We find ourselves now deep in the Spitzer Graben, the valley where the Spitzerbach runs, which is too frequently bypassed by tourists enjoying an outing on or along the Danube.
Josef Högl, the best-known winegrower in the valley, calls it for this reason “the forgotten Wachau.”
Högl adds with a wry smile, “Everybody goes up and down the river or the highway, but only a few folks get lost and find their way to us.”
Some 100 hectares, a solid third of Spitz’s total plantings, are located in the Graben, and this expanse of terraces spreads itself out quite impressively on the hillsides.
Since the glen runs East-West from Spitz to Viessling, the vineyards enjoy a full South-Southwest exposure.
Josef Högl continues, “The Spitzer Graben is different from the rest of the Wachau. Not too far away from the Danube, but still different.” It is the coolest terroir in the noble district.
Here there is very little wind: the easterly breezes don’t make it into the Graben, and the frequently mentioned mountain-winds from Jauerling and the Waldviertel are clearly noticeable only in summer. The sun warms this small valley quite readily, but does so without drying things out.
The grapes require a lot of time to ripen, which makes for particular and finely-developed aromatics. In the warmer years, the cool nature of the place is in no way a disadvantage—the vines can regenerate themselves better from the heat-stress of the day.
The Wachau is one of 8 "sub-areas" in Lower Austria. The other 7 are Kremstal, Kamptal, Danubelands, Traisental, Carnuntum, Weinvertel, and Thermenregion. Calling this region "lower Austria" may seem counter-intuitive to most. The four main wine regions of Austria are all in the eastern half of the country, and lower Austria is the northernmost. One generally equates "North" with "upper", but not here. The explanation given is that it has to do with altitude and not latitude. Of course, while it is at a lower altitude than Styria and Vienna, it is not as low as Burgenland. Go figure.

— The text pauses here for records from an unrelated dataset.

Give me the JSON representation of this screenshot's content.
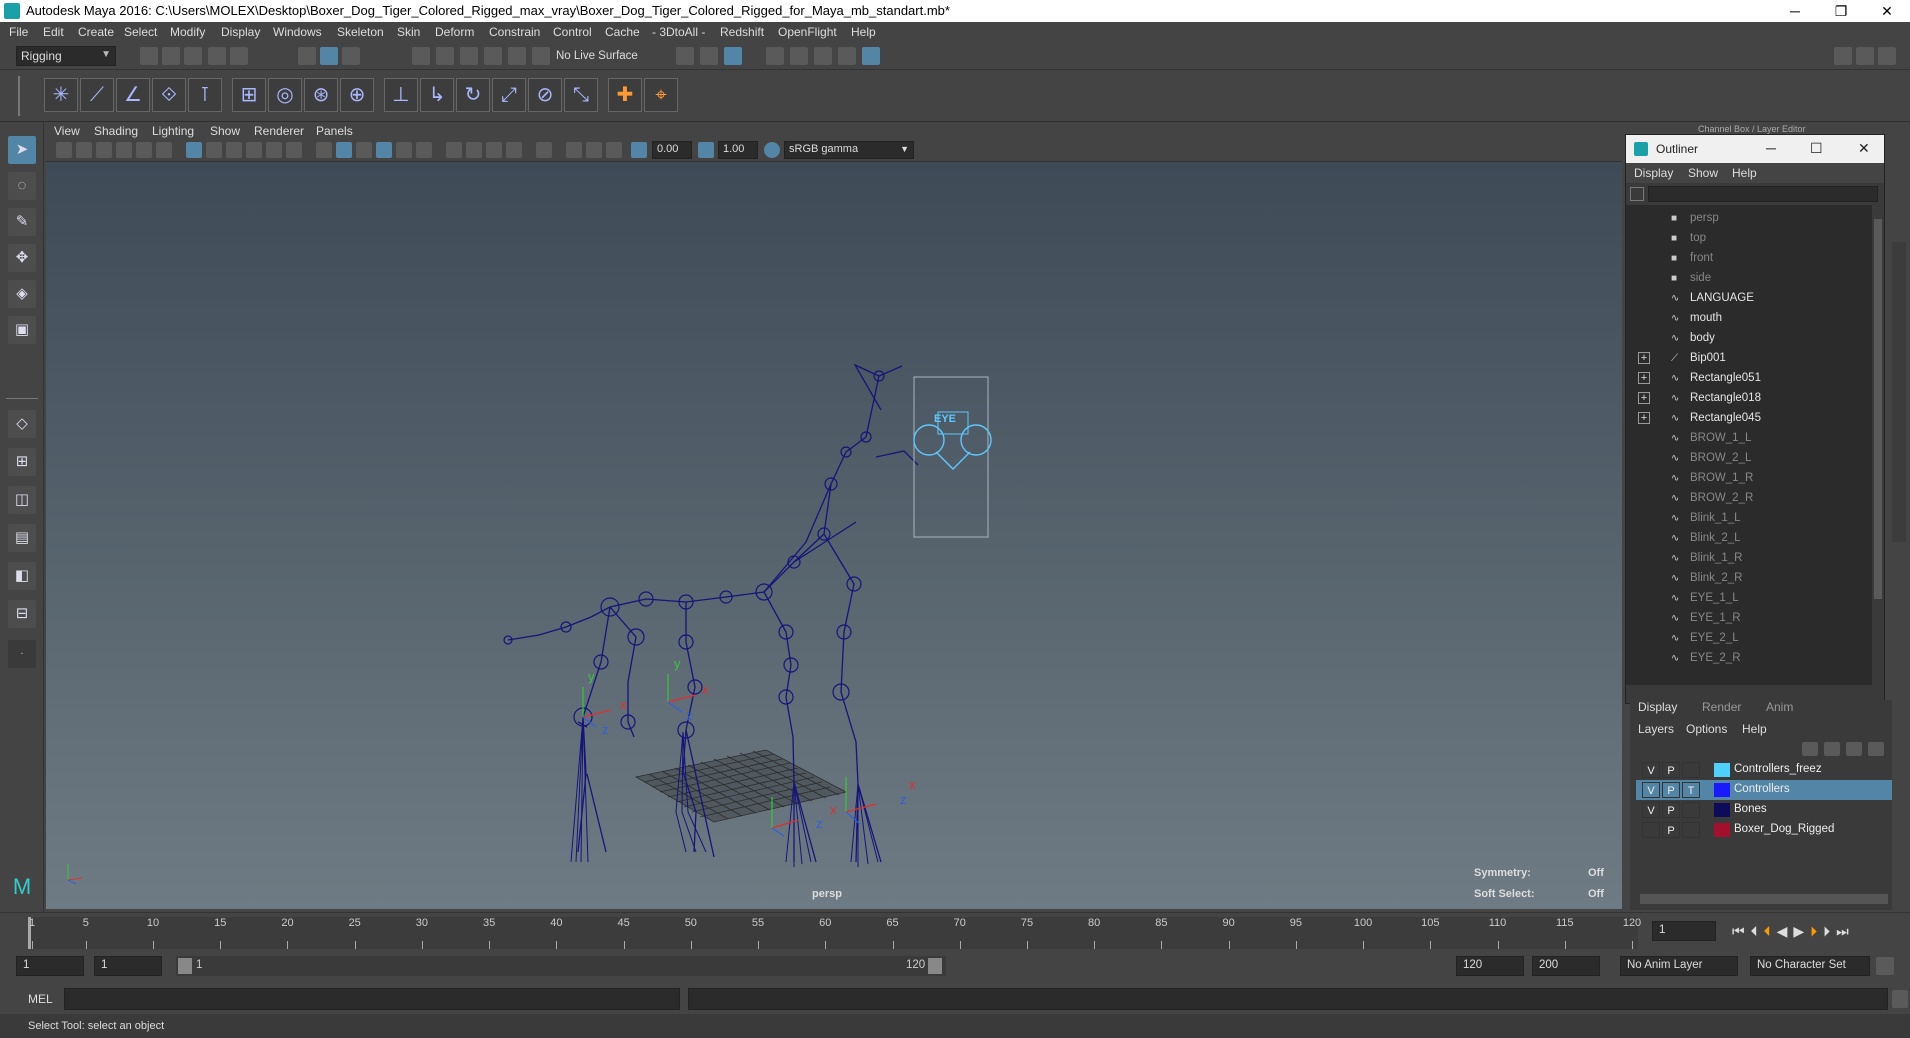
{
  "window": {
    "title": "Autodesk Maya 2016: C:\\Users\\MOLEX\\Desktop\\Boxer_Dog_Tiger_Colored_Rigged_max_vray\\Boxer_Dog_Tiger_Colored_Rigged_for_Maya_mb_standart.mb*",
    "minimize": "─",
    "restore": "❐",
    "close": "✕"
  },
  "menubar": [
    "File",
    "Edit",
    "Create",
    "Select",
    "Modify",
    "Display",
    "Windows",
    "Skeleton",
    "Skin",
    "Deform",
    "Constrain",
    "Control",
    "Cache",
    "- 3DtoAll -",
    "Redshift",
    "OpenFlight",
    "Help"
  ],
  "status": {
    "mode": "Rigging",
    "live_surface": "No Live Surface"
  },
  "panel": {
    "menu": [
      "View",
      "Shading",
      "Lighting",
      "Show",
      "Renderer",
      "Panels"
    ],
    "near_value": "0.00",
    "far_value": "1.00",
    "color_space": "sRGB gamma"
  },
  "viewport": {
    "camera_label": "persp",
    "symmetry_label": "Symmetry:",
    "symmetry_value": "Off",
    "softselect_label": "Soft Select:",
    "softselect_value": "Off",
    "controller_label": "EYE",
    "axis_x": "x",
    "axis_y": "y",
    "axis_z": "z",
    "wire_color": "#15157a",
    "controller_color": "#5ec8ff"
  },
  "channelbox_header": "Channel Box / Layer Editor",
  "outliner": {
    "title": "Outliner",
    "menu": [
      "Display",
      "Show",
      "Help"
    ],
    "items": [
      {
        "name": "persp",
        "type": "camera",
        "dim": true,
        "expand": false
      },
      {
        "name": "top",
        "type": "camera",
        "dim": true,
        "expand": false
      },
      {
        "name": "front",
        "type": "camera",
        "dim": true,
        "expand": false
      },
      {
        "name": "side",
        "type": "camera",
        "dim": true,
        "expand": false
      },
      {
        "name": "LANGUAGE",
        "type": "curve",
        "dim": false,
        "expand": false
      },
      {
        "name": "mouth",
        "type": "curve",
        "dim": false,
        "expand": false
      },
      {
        "name": "body",
        "type": "curve",
        "dim": false,
        "expand": false
      },
      {
        "name": "Bip001",
        "type": "joint",
        "dim": false,
        "expand": true
      },
      {
        "name": "Rectangle051",
        "type": "curve",
        "dim": false,
        "expand": true
      },
      {
        "name": "Rectangle018",
        "type": "curve",
        "dim": false,
        "expand": true
      },
      {
        "name": "Rectangle045",
        "type": "curve",
        "dim": false,
        "expand": true
      },
      {
        "name": "BROW_1_L",
        "type": "curve",
        "dim": true,
        "expand": false
      },
      {
        "name": "BROW_2_L",
        "type": "curve",
        "dim": true,
        "expand": false
      },
      {
        "name": "BROW_1_R",
        "type": "curve",
        "dim": true,
        "expand": false
      },
      {
        "name": "BROW_2_R",
        "type": "curve",
        "dim": true,
        "expand": false
      },
      {
        "name": "Blink_1_L",
        "type": "curve",
        "dim": true,
        "expand": false
      },
      {
        "name": "Blink_2_L",
        "type": "curve",
        "dim": true,
        "expand": false
      },
      {
        "name": "Blink_1_R",
        "type": "curve",
        "dim": true,
        "expand": false
      },
      {
        "name": "Blink_2_R",
        "type": "curve",
        "dim": true,
        "expand": false
      },
      {
        "name": "EYE_1_L",
        "type": "curve",
        "dim": true,
        "expand": false
      },
      {
        "name": "EYE_1_R",
        "type": "curve",
        "dim": true,
        "expand": false
      },
      {
        "name": "EYE_2_L",
        "type": "curve",
        "dim": true,
        "expand": false
      },
      {
        "name": "EYE_2_R",
        "type": "curve",
        "dim": true,
        "expand": false
      }
    ]
  },
  "layers": {
    "tabs": [
      "Display",
      "Render",
      "Anim"
    ],
    "menu": [
      "Layers",
      "Options",
      "Help"
    ],
    "rows": [
      {
        "v": "V",
        "p": "P",
        "t": "",
        "name": "Controllers_freez",
        "color": "#4fd0ff",
        "selected": false
      },
      {
        "v": "V",
        "p": "P",
        "t": "T",
        "name": "Controllers",
        "color": "#1a1aff",
        "selected": true
      },
      {
        "v": "V",
        "p": "P",
        "t": "",
        "name": "Bones",
        "color": "#0c0c5a",
        "selected": false
      },
      {
        "v": "",
        "p": "P",
        "t": "",
        "name": "Boxer_Dog_Rigged",
        "color": "#a3102e",
        "selected": false
      }
    ]
  },
  "timeline": {
    "ticks": [
      "1",
      "5",
      "10",
      "15",
      "20",
      "25",
      "30",
      "35",
      "40",
      "45",
      "50",
      "55",
      "60",
      "65",
      "70",
      "75",
      "80",
      "85",
      "90",
      "95",
      "100",
      "105",
      "110",
      "115",
      "120"
    ],
    "current_frame": "1"
  },
  "range": {
    "start": "1",
    "playback_start": "1",
    "slider_start": "1",
    "slider_end": "120",
    "playback_end": "120",
    "end": "200",
    "anim_layer": "No Anim Layer",
    "char_set": "No Character Set"
  },
  "cmd": {
    "lang": "MEL"
  },
  "help_text": "Select Tool: select an object"
}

The Wachau is perhaps the best known of the 8 sub-regions. There are 3500 acres of vines, mostly Gr?ner Veltliner and Riesling, planted in a soil of weathered primary rock, granite and slate on the steeply terraced vineyards above and sand and loess on the slope of the hills below. The area also grows Neuburger, Gelber Muskateller, Sauvignon Blanc, M?ller-Thurgau and Chardonnay. The regional association "Vinea Wachau Nobilis Districtus" acts as a kind of DOC police for this area, labeling the wines under three classifications: Steinfeder (light, young and racy), Federspiel (elegant and with body), and Smaragd (very ripe and powerful). "Smaragd" literally means emerald, and is a reference to the color of the small lizards that run amok in the vines here. For more specifics on these classifications, see types of wines.
The Wachau's proximity to the Danube, which winds lazily past like some great fat serpent, adds to the amazing beauty of this place. In the spring the steep rising hills are a lush bright green and the apricot trees blossom madly. In the fall these hills seem almost ablaze with the turning leaves of the vineyards.